This week on BirdNote, for the week of January 15, 2007: Monday, the Violaceous Trogon, Trogon violaceus, that builds its nest in a wasp’s nest; Tuesday, Black-legged Kittiwake, Rissa tridactyla; Wednesday, birdbaths in winter; Thursday, the falcons of winter; and Friday, Jynx! the Eurasian Wryneck, Jynx torquilla (pictured). BirdNotes transport the listener out of the daily grind with two-minute vignettes that incorporate the rich sounds of birds provided by Cornell University and by other sound recordists, with photographs and written stories that illustrate the interesting — and in some cases, truly amazing — abilities of birds. Some of the shows are Pacific Northwest-oriented, but many are of general interest. BirdNote can be heard live, Monday through Friday, 8:58-9:00AM in Western Washington state and Southern British Columbia, Canada, on KPLU radio and now also in North Central Washington state on KOHO radio. All episodes are available in the BirdNote archives, both in written transcript and mp3 formats, along with photographs. Listener ideas and comments are welcomed. [rss].

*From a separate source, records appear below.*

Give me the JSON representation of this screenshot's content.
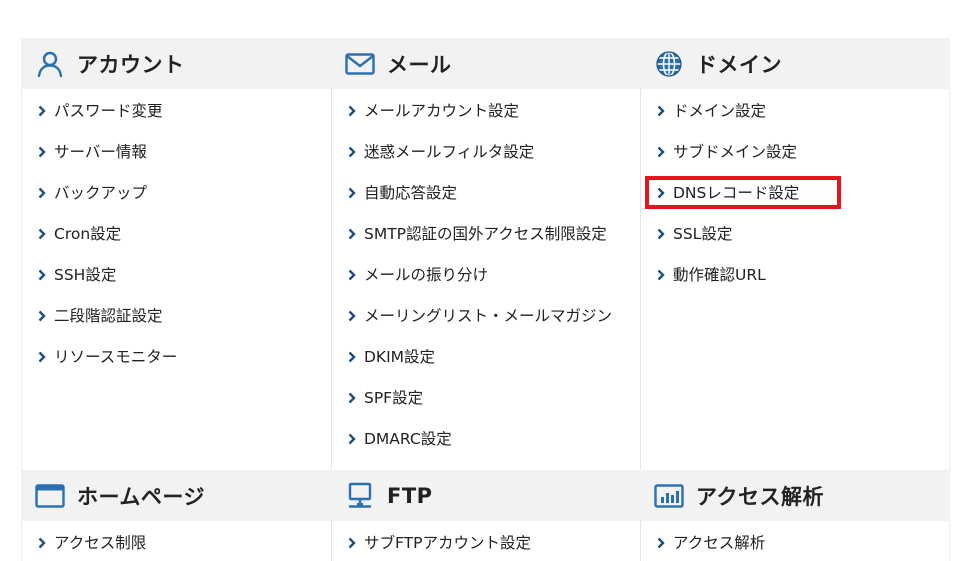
{
  "colors": {
    "icon_blue": "#2a6fb0",
    "chevron": "#1d4f80",
    "header_bg": "#f2f2f2",
    "highlight": "#e8141c"
  },
  "sections": [
    {
      "title": "アカウント",
      "icon": "user-icon",
      "items": [
        "パスワード変更",
        "サーバー情報",
        "バックアップ",
        "Cron設定",
        "SSH設定",
        "二段階認証設定",
        "リソースモニター"
      ]
    },
    {
      "title": "メール",
      "icon": "envelope-icon",
      "items": [
        "メールアカウント設定",
        "迷惑メールフィルタ設定",
        "自動応答設定",
        "SMTP認証の国外アクセス制限設定",
        "メールの振り分け",
        "メーリングリスト・メールマガジン",
        "DKIM設定",
        "SPF設定",
        "DMARC設定"
      ]
    },
    {
      "title": "ドメイン",
      "icon": "globe-icon",
      "items": [
        "ドメイン設定",
        "サブドメイン設定",
        "DNSレコード設定",
        "SSL設定",
        "動作確認URL"
      ]
    },
    {
      "title": "ホームページ",
      "icon": "browser-window-icon",
      "items": [
        "アクセス制限"
      ]
    },
    {
      "title": "FTP",
      "icon": "monitor-icon",
      "items": [
        "サブFTPアカウント設定"
      ]
    },
    {
      "title": "アクセス解析",
      "icon": "bar-chart-icon",
      "items": [
        "アクセス解析"
      ]
    }
  ]
}
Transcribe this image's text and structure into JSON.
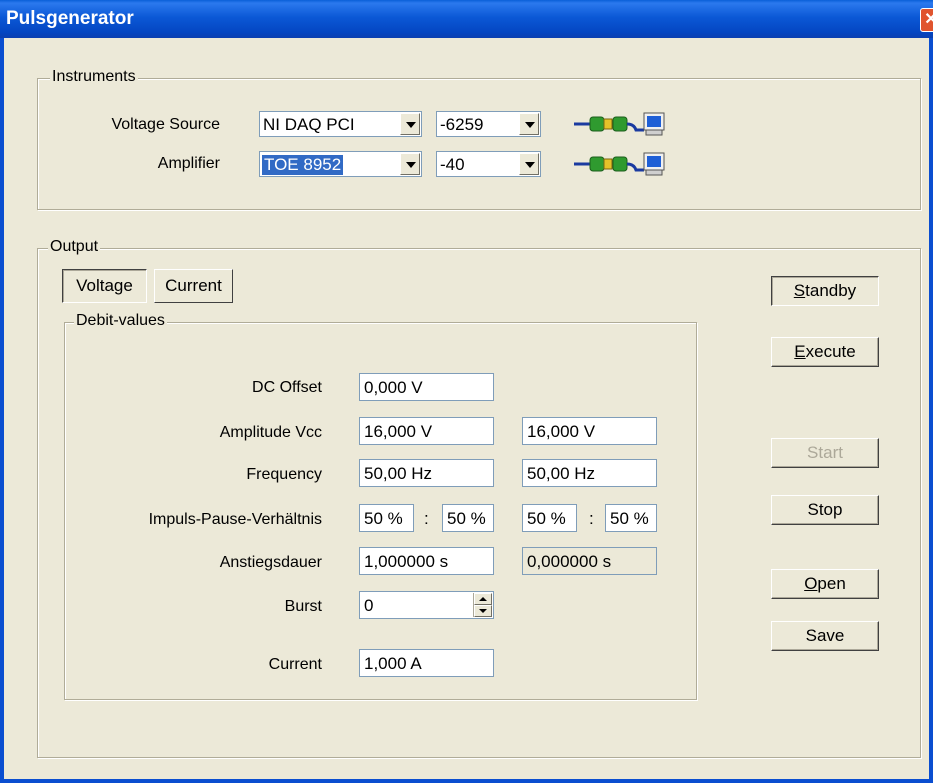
{
  "window": {
    "title": "Pulsgenerator",
    "close_symbol": "✕"
  },
  "instruments": {
    "legend": "Instruments",
    "voltage_source": {
      "label": "Voltage Source",
      "device": "NI DAQ PCI",
      "model": "-6259",
      "status_icon": "connected-plug-icon"
    },
    "amplifier": {
      "label": "Amplifier",
      "device": "TOE 8952",
      "model": "-40",
      "status_icon": "connected-plug-icon"
    }
  },
  "output": {
    "legend": "Output",
    "tabs": [
      {
        "label": "Voltage",
        "active": true
      },
      {
        "label": "Current",
        "active": false
      }
    ],
    "debit": {
      "legend": "Debit-values",
      "dc_offset": {
        "label": "DC Offset",
        "value": "0,000 V"
      },
      "amplitude": {
        "label": "Amplitude Vcc",
        "value1": "16,000 V",
        "value2": "16,000 V"
      },
      "frequency": {
        "label": "Frequency",
        "value1": "50,00 Hz",
        "value2": "50,00 Hz"
      },
      "impuls": {
        "label": "Impuls-Pause-Verhältnis",
        "a1": "50 %",
        "b1": "50 %",
        "a2": "50 %",
        "b2": "50 %",
        "sep": ":"
      },
      "anstieg": {
        "label": "Anstiegsdauer",
        "value1": "1,000000 s",
        "value2": "0,000000 s"
      },
      "burst": {
        "label": "Burst",
        "value": "0"
      },
      "current": {
        "label": "Current",
        "value": "1,000 A"
      }
    }
  },
  "buttons": {
    "standby": {
      "mnemonic": "S",
      "rest": "tandby"
    },
    "execute": {
      "mnemonic": "E",
      "rest": "xecute"
    },
    "start": "Start",
    "stop": "Stop",
    "open": {
      "mnemonic": "O",
      "rest": "pen"
    },
    "save": "Save"
  }
}
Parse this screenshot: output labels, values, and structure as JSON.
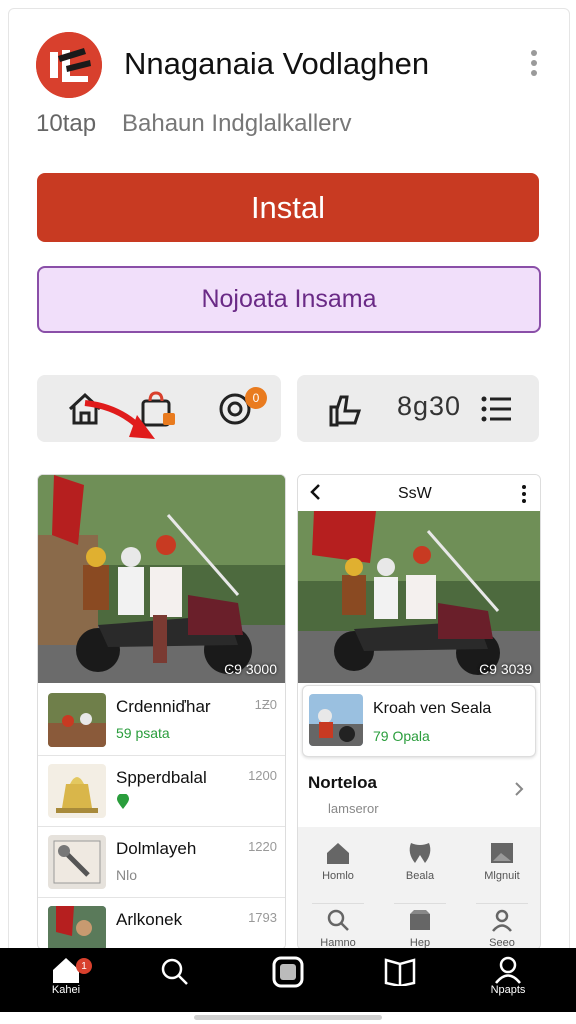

Ira Flatow from National Public Radio hosts an hour-long mp3 show about the book, the Pigeon, Columba livia, that you will enjoy.
After 70 years as the star attraction, parrots will lose top billing at Parrot Jungle Island this summer. Falling short on ticket sales, the Miami tourist attraction will rename itself ”Jungle Island” to draw more attention to its orangutans, serpents and big cats, said owner Bern Levine. The new name, which will debut June 1, means the retirement of one of South Florida’s oldest tourism brands. Parrot Jungle opened in 1936 south of Miami and became famous for its leafy setting and wacky birds, including a bicycle-riding cockatiel named Pinky.
A photoessay detailing the story of two cockatoos in Australia .. one, a captive bird with only one wing, the other, a wild bird that visited … and stayed. The wild bird dug a nest in the ground and the two birds went to nest. Go to the link to see how the story ends up.
The Fine Print: Thanks in advance to Ian for catching my typos; as you probably know by now, I put a few typographical errors in these documents just so Ian can find them! The featured image appears here with the kind permission of the photographer, so please contact him if you also wish to purchase this or other of his images. Other images are resized and are either linked from the news story that they accompany or they are credited and linked back to the photographer.
What is the point of Birds in the News? I publish BITN each week because I want to increase people’s awareness of the importance of birds in our everyday lives. Birds represent many things to us; beauty, freedom, music, wildness. But everywhere, birds are coming under increasing pressure for their very survival, and by linking to news stories about birds, I hope to make the smallest impression upon the public and the mainstream media, as well as our decision-makers, that birds are an important feature of our everyday lives, that there are so many reasons that we could not do without them.